Just as the Internet bubble was about to burst I was lured away (those were the days of signing bonuses) from a successful post-IPO startup to go to work for a telecommunications software company developing a new set of software tools for developing new telecommunications “services” (this was before apps).  Up until then, and still sometime after, companies like Lucent and Northern Telecom had a lock on the market for developing new service offerings (e.g. Texting, web surfing with WAP browsers, etc.) and would charge telco service providers enormous sums of money to develop even the most basic of new offerings for their customers.

This particular company was deeply involved in supporting the guts of the telecommunications networks based on a standard called SS7.  By supporting the emergence of a new standard for developing telco services would enable the company to move up the software stack with their telco customers.  Thanks the the telecommunications act of 1996 the opportunity seemed huge.

After a few months of meeting with the internal development teams and traveling the world meeting with current and potential customers it became apparent to me that the market was not yet ready for such a dramatic change.  I reported my findings to the CEO who was none too pleased since he had already placed a pretty big bet on this new market without really doing his homework.  I did what I could to help them salvage their investment and started looking for another job.

As it turns out a co-worker at the company who had been working in telco for many years agreed with my assessment of the non-emergent market.  Soon after delivering the bad news to the CEO he approached me about join him at a new telco centric startup…which I did.

By this time the internet bubble had fully burst and the market for new tech took a major hit. This new company had taken in a good amount of funding at exactly the wrong time and was under a great deal of pressure from investors.  They did their best to salvage what they could to enter different markets than had been originally planned until they ultimately closed the doors.

My primary take away from this brief tour through the telco sector was that software that runs our telecommunications networks is incredibly complex. The software developers and engineers that understand this world are few and far between…and they are really smart. 99.999% (aka five nines) availability of the telecommunications network is an absolute requirement as any downtime would cause havoc amongst customers and commerce and could potentially compromise national security.  Heady stuff to be sure which is why this world is incredibly hesitant to adopt change. But alas, they must.

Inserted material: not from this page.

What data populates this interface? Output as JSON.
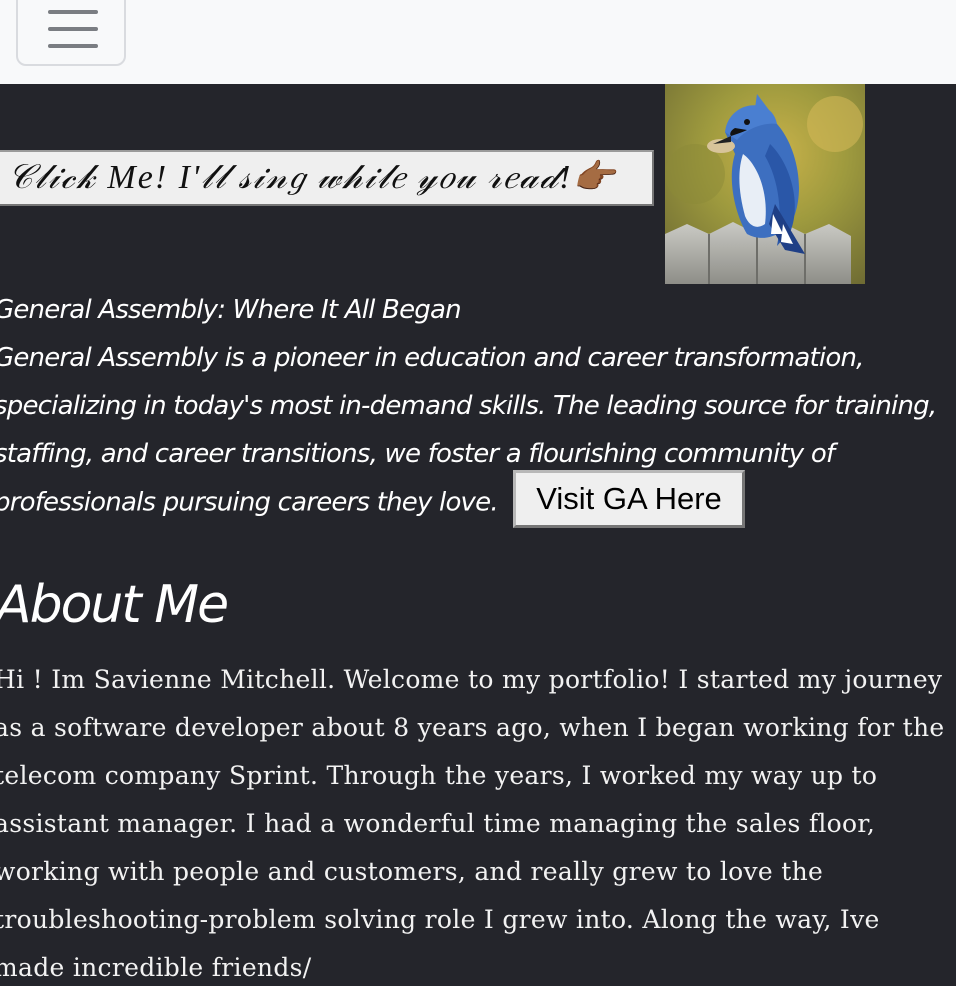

IoT takes John Gage’s quote “The Network is The Computer” to a whole new level; without ubiquitous and dynamic mobile connectivity there is no IoT.  Consider the following:

  • The major telcos (Verizon, AT&T, etc.) own the keys to the kingdom and they want an increasingly larger percentage of the enterprise IT and cloud services business.
  • Established systems integrators will increasingly find themselves in co-opitition with their telco partners and will need to develop partnerships and tools to protect their positions in the enterprise.
  • Alliances between SI’s and Cloud/Hosting companies will continue to grow…but they still will not own the network.

Companies that can provide software development tools that can abstract the complexities of the telecommunications components of Enterprise IoT will be amongst the first to cash in on the multi-kabillion dollar IoT market.  I will be watching this segment with great interest…stay tuned.